It is good to have some healthy, loving and playful competition between husband and wife. This kind of completion can help maintain and strengthen the couple’s bond with one another, by increasing motivation, quality time, love, respect, and friendship, just to name a few. The problem comes when this healthy competition turns into a “winner take all” mentality.
One of the most common problems I see with my clients is that they are in constant competition with each other…..about everything!!! To hear some of them talk, is like listening to opposing politicians, where points are kept, and faults or misdeeds of the other are tossed out like candy at a parade. The general feeling of people in this type of relationship is, “No matter what I say or do, it is never going to be enough to “earn” or “win” the love and respect of my spouse.” The relationship has become a constant competition, where everything has a point value and keeping score has replaced, love and respect as the primary motivator. In this type of relationship, there will always be a “winner” and a “loser”. Does this sound familiar?
How on earth can a husband and wife have a successful marriage if there is NO partnership? Isn’t partnership a key point in the definition of marriage? Both spouses must learn to work together to solve problems, instead of going at it alone only to be disappointed in the results, and the “nagging” from their spouse. A common statement I hear is that “My husband/wife needs to change”. I disagree completely!!! It takes BOTH husband AND wife to fundamentally change, and begin to build a partnership built on friendship, love, respect!!
More often than not, the reason couples find themselves in “stuck” places, or feel like they are in a “loveless marriage”, is that both of them refuse to work together to solve the issues. Instead, they go at it alone, and can’t understand why their spouse feels angry, hurt, resentful, and unloved. All of this, while at the same time complaining about how bad each of them have it, and how their needs are not being met.

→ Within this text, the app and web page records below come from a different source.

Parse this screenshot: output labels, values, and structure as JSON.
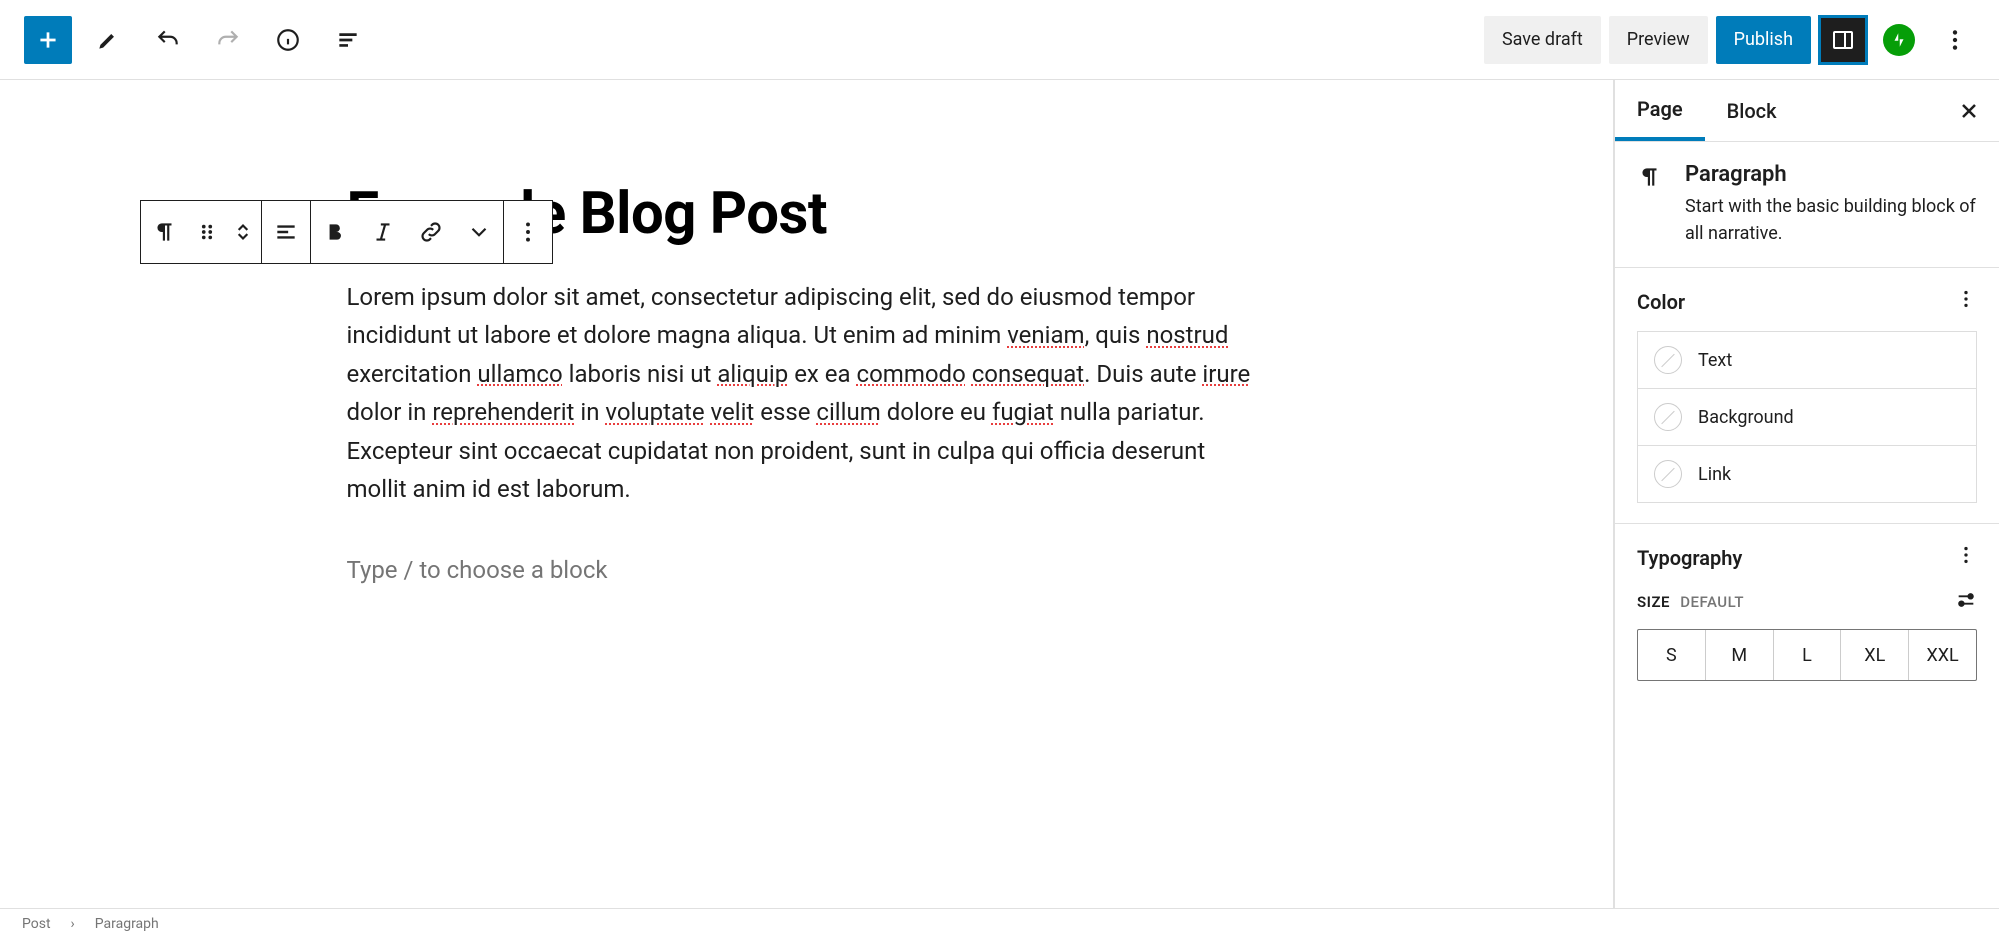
{
  "topbar": {
    "save_draft": "Save draft",
    "preview": "Preview",
    "publish": "Publish"
  },
  "editor": {
    "title": "Example Blog Post",
    "paragraph_parts": [
      {
        "t": "Lorem ipsum dolor sit amet, consectetur adipiscing elit, sed do eiusmod tempor incididunt ut labore et dolore magna aliqua. Ut enim ad minim "
      },
      {
        "t": "veniam",
        "s": true
      },
      {
        "t": ", quis "
      },
      {
        "t": "nostrud",
        "s": true
      },
      {
        "t": " exercitation "
      },
      {
        "t": "ullamco",
        "s": true
      },
      {
        "t": " laboris nisi ut "
      },
      {
        "t": "aliquip",
        "s": true
      },
      {
        "t": " ex ea "
      },
      {
        "t": "commodo",
        "s": true
      },
      {
        "t": " "
      },
      {
        "t": "consequat",
        "s": true
      },
      {
        "t": ". Duis aute "
      },
      {
        "t": "irure",
        "s": true
      },
      {
        "t": " dolor in "
      },
      {
        "t": "reprehenderit",
        "s": true
      },
      {
        "t": " in "
      },
      {
        "t": "voluptate",
        "s": true
      },
      {
        "t": " "
      },
      {
        "t": "velit",
        "s": true
      },
      {
        "t": " esse "
      },
      {
        "t": "cillum",
        "s": true
      },
      {
        "t": " dolore eu "
      },
      {
        "t": "fugiat",
        "s": true
      },
      {
        "t": " nulla pariatur. Excepteur sint occaecat cupidatat non proident, sunt in culpa qui officia deserunt mollit anim id est laborum."
      }
    ],
    "placeholder": "Type / to choose a block"
  },
  "sidebar": {
    "tabs": {
      "page": "Page",
      "block": "Block"
    },
    "block": {
      "name": "Paragraph",
      "description": "Start with the basic building block of all narrative."
    },
    "color": {
      "title": "Color",
      "items": [
        "Text",
        "Background",
        "Link"
      ]
    },
    "typography": {
      "title": "Typography",
      "size_label": "SIZE",
      "size_default": "DEFAULT",
      "sizes": [
        "S",
        "M",
        "L",
        "XL",
        "XXL"
      ]
    }
  },
  "footer": {
    "crumb1": "Post",
    "crumb2": "Paragraph"
  }
}
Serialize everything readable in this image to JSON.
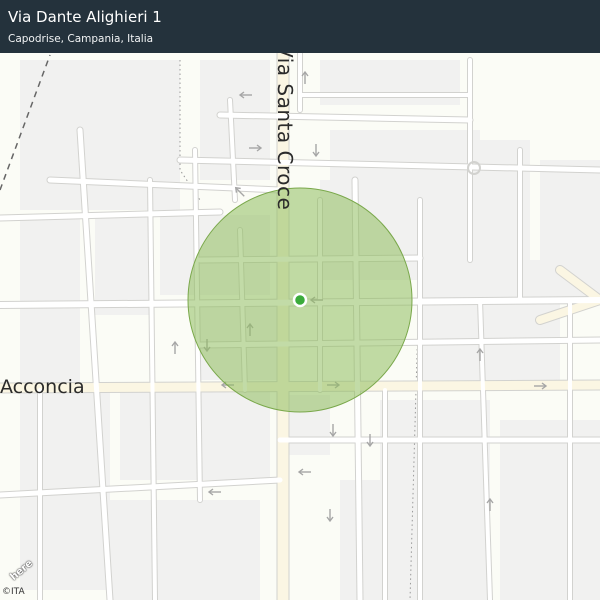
{
  "header": {
    "address_title": "Via Dante Alighieri 1",
    "address_subtitle": "Capodrise, Campania, Italia"
  },
  "map": {
    "street_labels": {
      "santa_croce": "Via Santa Croce",
      "acconcia": "Acconcia"
    },
    "logo": "here",
    "copyright": "©ITA",
    "colors": {
      "background": "#fbfcf6",
      "block": "#f1f1f0",
      "road_minor": "#ffffff",
      "road_major": "#fbf6e3",
      "road_casing": "#d2d2cf",
      "radius_fill": "#8fbd5f",
      "location_dot": "#3bab3b",
      "header_bg": "#24323c"
    }
  }
}
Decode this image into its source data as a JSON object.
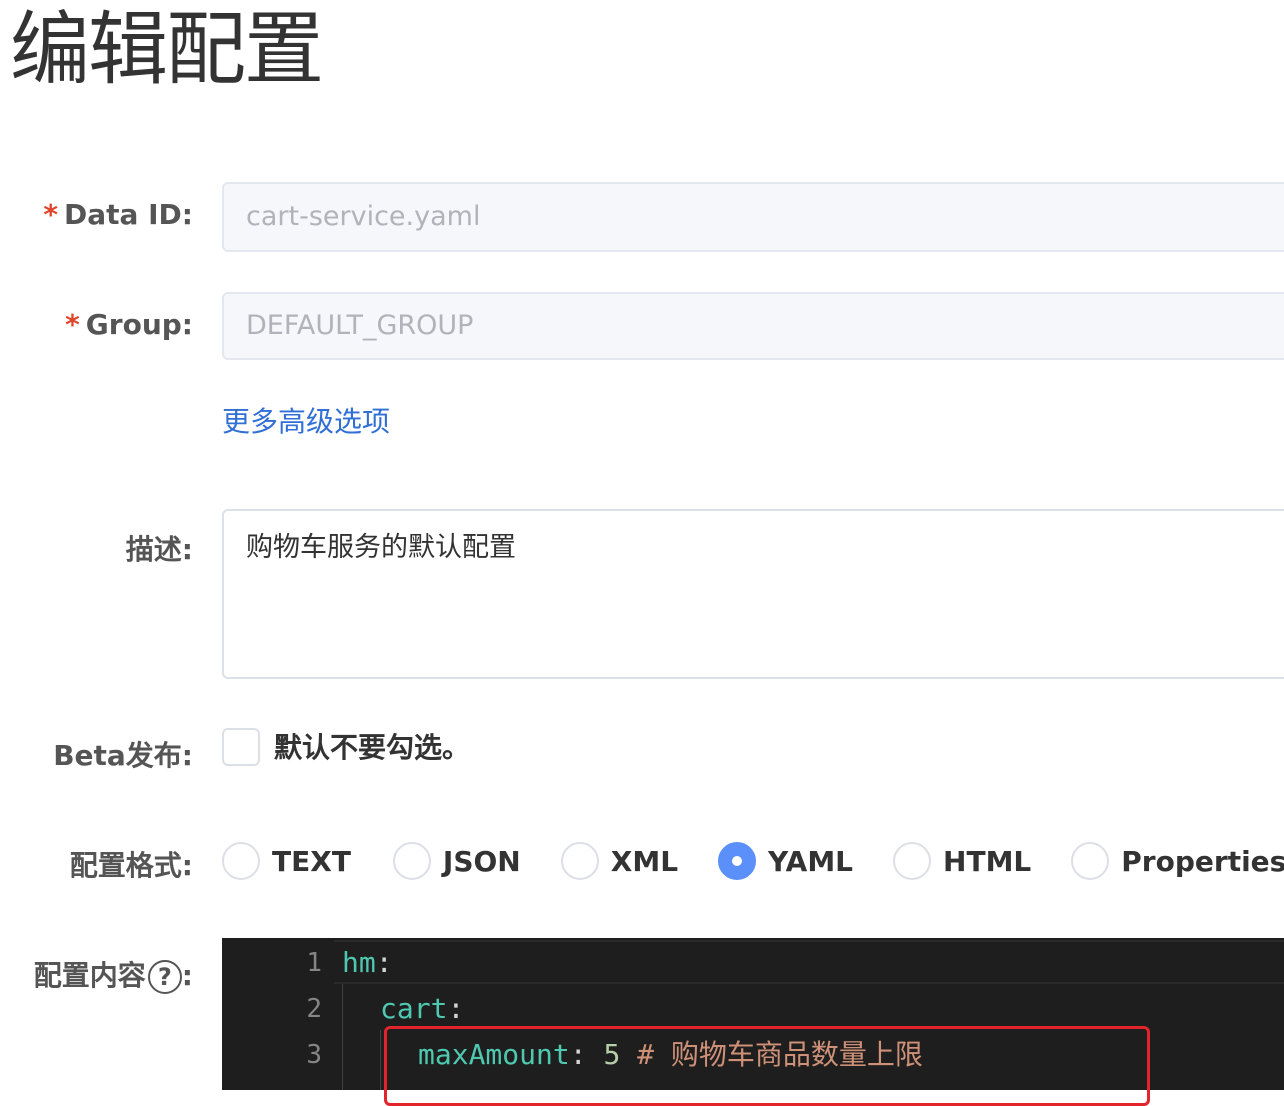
{
  "page": {
    "title": "编辑配置"
  },
  "fields": {
    "data_id": {
      "label": "Data ID:",
      "value": "cart-service.yaml"
    },
    "group": {
      "label": "Group:",
      "value": "DEFAULT_GROUP"
    },
    "advanced_link": "更多高级选项",
    "description": {
      "label": "描述:",
      "value": "购物车服务的默认配置"
    },
    "beta": {
      "label": "Beta发布:",
      "hint": "默认不要勾选。"
    },
    "format": {
      "label": "配置格式:",
      "options": [
        "TEXT",
        "JSON",
        "XML",
        "YAML",
        "HTML",
        "Properties"
      ],
      "selected": "YAML"
    },
    "content": {
      "label": "配置内容",
      "help_glyph": "?"
    }
  },
  "editor": {
    "lines": [
      {
        "no": "1",
        "key": "hm",
        "sep": ":",
        "value": "",
        "comment": ""
      },
      {
        "no": "2",
        "key": "cart",
        "sep": ":",
        "value": "",
        "comment": ""
      },
      {
        "no": "3",
        "key": "maxAmount",
        "sep": ": ",
        "value": "5",
        "comment": " # 购物车商品数量上限"
      }
    ]
  },
  "colors": {
    "required_star": "#e0452b",
    "link": "#2f6fd6",
    "radio_selected": "#5b8ff9",
    "highlight_box": "#e3242b",
    "editor_bg": "#1e1e1e"
  },
  "required_mark": "*",
  "colon": ":"
}
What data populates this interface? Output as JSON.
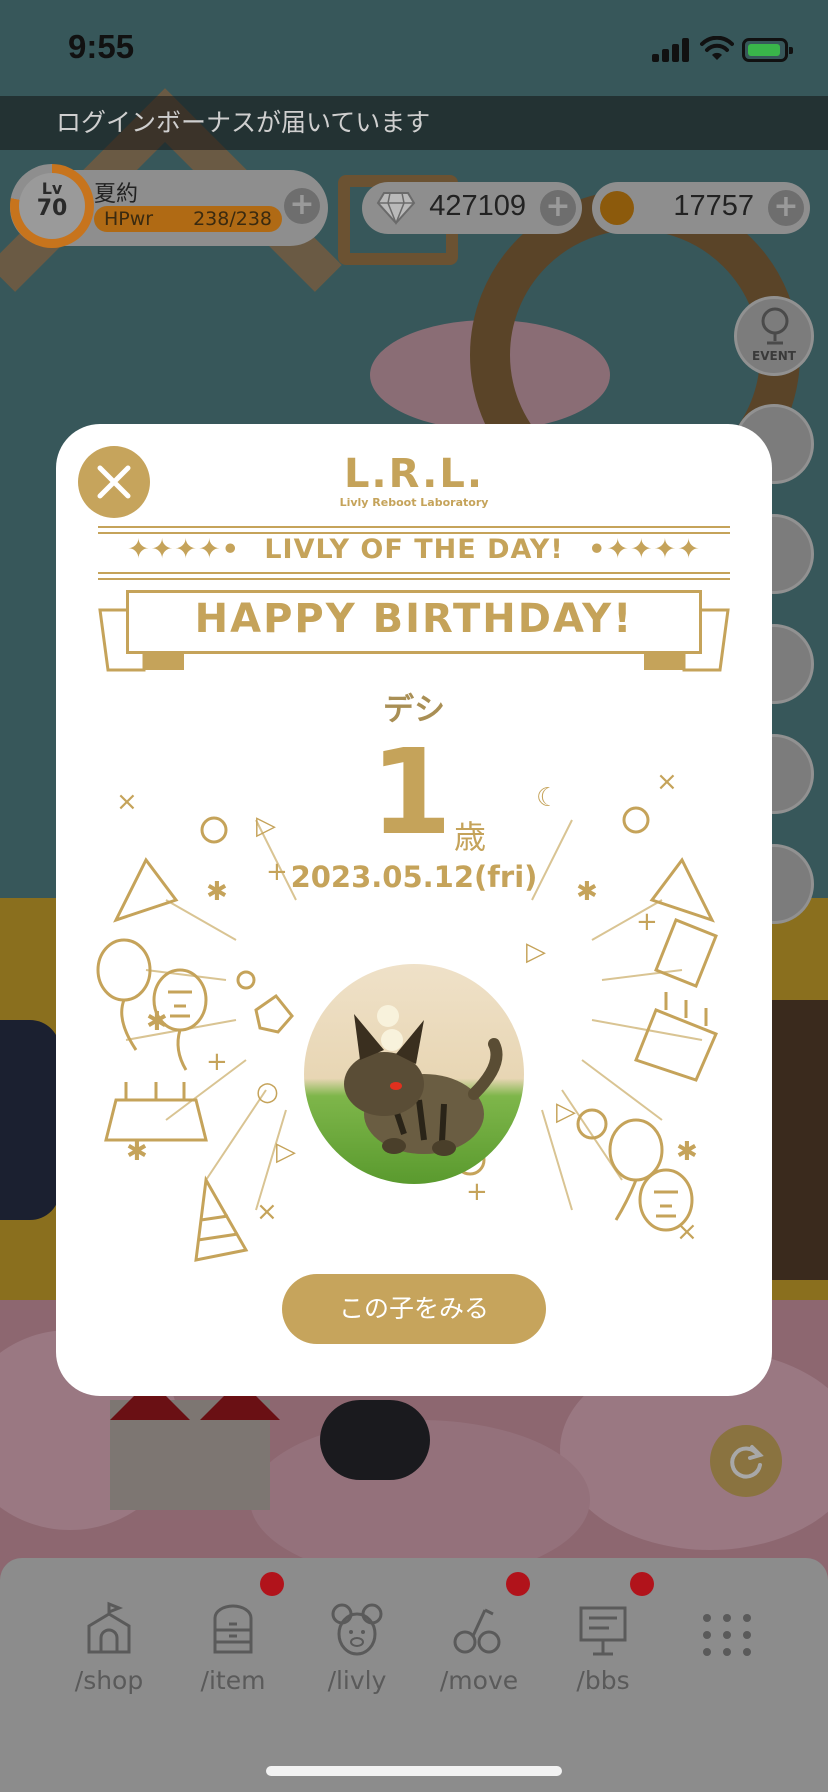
{
  "status_bar": {
    "time": "9:55"
  },
  "banner": {
    "text": "ログインボーナスが届いています"
  },
  "player": {
    "level_label": "Lv",
    "level": "70",
    "name": "夏約",
    "hp_label": "HPwr",
    "hp_value": "238/238"
  },
  "currency": {
    "gems": "427109",
    "coins": "17757"
  },
  "side_menu": {
    "event_label": "EVENT"
  },
  "modal": {
    "logo_main": "L.R.L.",
    "logo_sub": "Livly Reboot Laboratory",
    "lotd_title": "LIVLY OF THE DAY!",
    "lotd_left_deco": "✦✦✦✦•",
    "lotd_right_deco": "•✦✦✦✦",
    "ribbon_text": "HAPPY BIRTHDAY!",
    "pet_name": "デシ",
    "age": "1",
    "age_unit": "歳",
    "birthdate": "2023.05.12(fri)",
    "view_button": "この子をみる"
  },
  "nav": {
    "items": [
      {
        "label": "/shop",
        "badge": false
      },
      {
        "label": "/item",
        "badge": true
      },
      {
        "label": "/livly",
        "badge": false
      },
      {
        "label": "/move",
        "badge": true
      },
      {
        "label": "/bbs",
        "badge": true
      }
    ]
  },
  "colors": {
    "gold": "#c5a35a",
    "button_gold": "#c6a45c",
    "badge_red": "#b1131b",
    "modal_bg": "#ffffff"
  }
}
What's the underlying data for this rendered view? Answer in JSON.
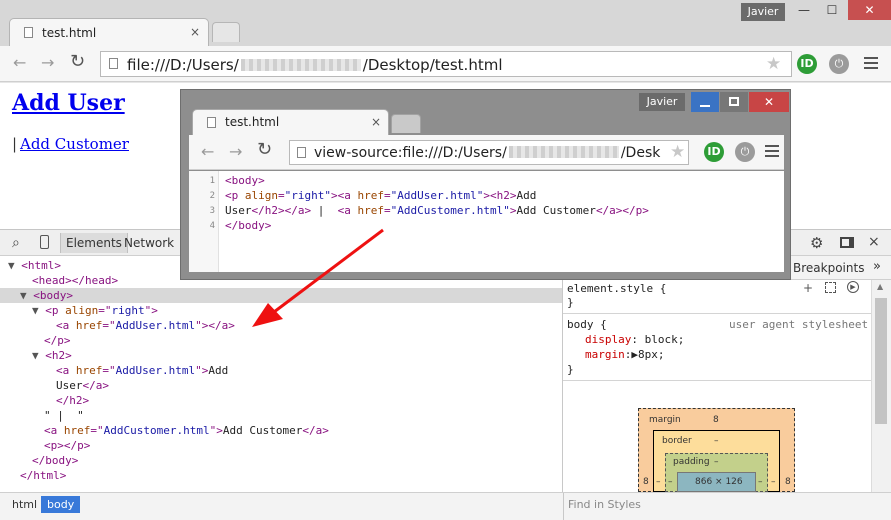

If you refuse to take the time needed to learn how to nurture and grow an emotional connection with your spouse, as well as to help one another understand how those needs are not being met, then how on earth do you expect your partner to know how those unmet needs are making you feel? What would it be like if both you and your spouse really sat down, and began to work together to solve issues? In order for that to happen, it would require BOTH of you to fundamentally change the way you look at yourselves, your relationship, your family, and let go of the pride, selfishness, hurt, and resentment that has allowed a wedge to grow between you. Honestly, until that fundamental change occurs, relationships usually will remain “stuck”. I hope this insight and challenge helps cultivate a new beginning and a new chapter on your road to a successful marriage partnership.
Written by: James Vastag, MA, LMFTA
James Vastag is a Licensed Marriage & Family Therapist Associate with Groff & Associates Professional Counseling. His passion is to help couples and families navigate life’s rough waters by helping them learn how to meet their emotional, physical, and spiritual needs in a positive and healthy manner. James may be contacted at firstname.lastname@example.org